INTERVIEW: Switchfoot ignore critics, continue to rock

By Stacy Kess


(U-WIRE) SAN DIEGO -- Youth of America, your new anthem is here.

But be forewarned, it isn't angst-ridden and dark or even the least bit angry like youth anthems of yore; instead, it's upbeat and positive, about beauty and pain, packaged in pure rock and roll form. And, it's readily available to you on any modern or alternative rock station in the United States.

Please rise for your new anthem, "Meant to live," by San Diego band Switchfoot.

"We just call it rock and roll," said frontman Jon Foreman. "We wanted people to know we are a rock band first and foremost."

Together with brother Tim on bass and drummer Chad Butler, Foreman has done exactly that. And with the addition of guitarist and keyboardist Jerome Fontamillas two years ago, the band was able to produce a critically acclaimed album, 2003's "Beautiful Letdown" on Columbia Records. Add to that "Meant to live," the first single, climbing into the top 20 on modern rock charts and topping playlists at radio stations across the county. Not to mention a tour schedule that makes presidential campaign trails look like cake and numerous music awards -- including a San Diego Music Award. After write-ups in Rolling Stone, it's certain the band has achieved mainstream success after three previous albums.

"That's not something we ever really wanted as a band," Foreman said. "Success for us as a band would be defined as having the time to do something we have a passion about. Success would be defined by the music we play."

Foreman said if success is heavy radio play, then that is what Switchfoot is. But as for mainstream, he'll take it or leave it.

"[The songs] are like a journal of sorts. When you write them at 3 o'clock in the morning trying to figure out the meaning of life the last thing on your mind is success."

And while critics and writers attempt to fit this new mainstream success into a genre more specific than rock and roll -- Foreman says the band is what it is.

"Writers want to put a neat and clean handle on you and want to box you up and put a label on you for the masses," he said. "We try and let the music speak for itself."

Success hasn't changed the band's tour that much either. Rather than hit the arenas and amphitheatres on its 2003 tour, Switchfoot is playing 5,000-person shows at venues like the Metro in Chicago, the Roxy in Los Angeles and St. Andrews in Detroit.

"That's what this tour was about -- playing small shows," Foreman said. "It's a sweaty rock club and everyone is singing along. That's the vibe of this tour."
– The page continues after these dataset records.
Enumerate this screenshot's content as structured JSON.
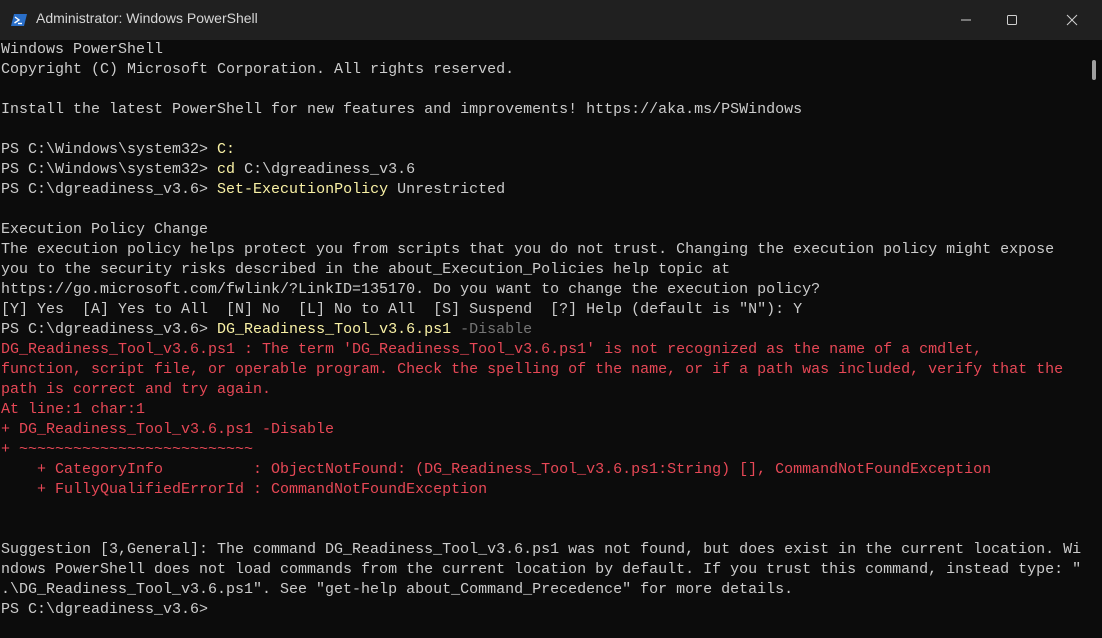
{
  "window": {
    "ghost_text": "                    ",
    "title": "Administrator: Windows PowerShell"
  },
  "console": {
    "lines": [
      "Windows PowerShell",
      "Copyright (C) Microsoft Corporation. All rights reserved.",
      "",
      "Install the latest PowerShell for new features and improvements! https://aka.ms/PSWindows",
      "",
      "PS C:\\Windows\\system32> ",
      "PS C:\\Windows\\system32> ",
      "PS C:\\dgreadiness_v3.6> ",
      "",
      "Execution Policy Change",
      "The execution policy helps protect you from scripts that you do not trust. Changing the execution policy might expose",
      "you to the security risks described in the about_Execution_Policies help topic at",
      "https://go.microsoft.com/fwlink/?LinkID=135170. Do you want to change the execution policy?",
      "[Y] Yes  [A] Yes to All  [N] No  [L] No to All  [S] Suspend  [?] Help (default is \"N\"): Y",
      "PS C:\\dgreadiness_v3.6> ",
      "DG_Readiness_Tool_v3.6.ps1 : The term 'DG_Readiness_Tool_v3.6.ps1' is not recognized as the name of a cmdlet,",
      "function, script file, or operable program. Check the spelling of the name, or if a path was included, verify that the",
      "path is correct and try again.",
      "At line:1 char:1",
      "+ DG_Readiness_Tool_v3.6.ps1 -Disable",
      "+ ~~~~~~~~~~~~~~~~~~~~~~~~~~",
      "    + CategoryInfo          : ObjectNotFound: (DG_Readiness_Tool_v3.6.ps1:String) [], CommandNotFoundException",
      "    + FullyQualifiedErrorId : CommandNotFoundException",
      "",
      "",
      "Suggestion [3,General]: The command DG_Readiness_Tool_v3.6.ps1 was not found, but does exist in the current location. Wi",
      "ndows PowerShell does not load commands from the current location by default. If you trust this command, instead type: \"",
      ".\\DG_Readiness_Tool_v3.6.ps1\". See \"get-help about_Command_Precedence\" for more details.",
      "PS C:\\dgreadiness_v3.6> "
    ],
    "commands": {
      "c": "C:",
      "cd_cmd": "cd ",
      "cd_arg": "C:\\dgreadiness_v3.6",
      "sep_cmd": "Set-ExecutionPolicy ",
      "sep_arg": "Unrestricted",
      "dg_cmd": "DG_Readiness_Tool_v3.6.ps1 ",
      "dg_param": "-Disable"
    }
  },
  "colors": {
    "background": "#0c0c0c",
    "text": "#cccccc",
    "error": "#e74856",
    "command": "#f9f1a5",
    "parameter": "#767676",
    "titlebar": "#202020"
  },
  "icons": {
    "app": "powershell-icon",
    "minimize": "minimize-icon",
    "maximize": "maximize-icon",
    "close": "close-icon"
  }
}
He said while the band likes the intimacy of the venues, the shows are often sold out, leaving fans outside with no ticket. To remedy the problem, he's taken an acoustic guitar outside to the waiting, ticketless fans and played a short set -- just for them.

What truly defines Switchfoot is intelligent lyrics, strong hooks, powerful guitar riffs and beautiful bass lines. And surfing.

The San Diego natives Foreman, his brother Tim and Butler, avid surfers and skateboarders, named their band after a term used in their sports.

But in the end, it all comes back to the music.

"These are very honest songs about where we are coming from," Foreman said.

"Beautiful Letdown" was produced at home in San Diego, some in Foreman's bedroom and the others in one take in the studio. He said that gave the album an energy as close to live performance as can be achieved on CD.

"There's an honesty you can have in your bedroom that you can't have at $1,000 a day in a studio," Foreman said. "We had really practiced these songs and knew them inside and out and when we got to the studio we knew what we wanted to accomplish."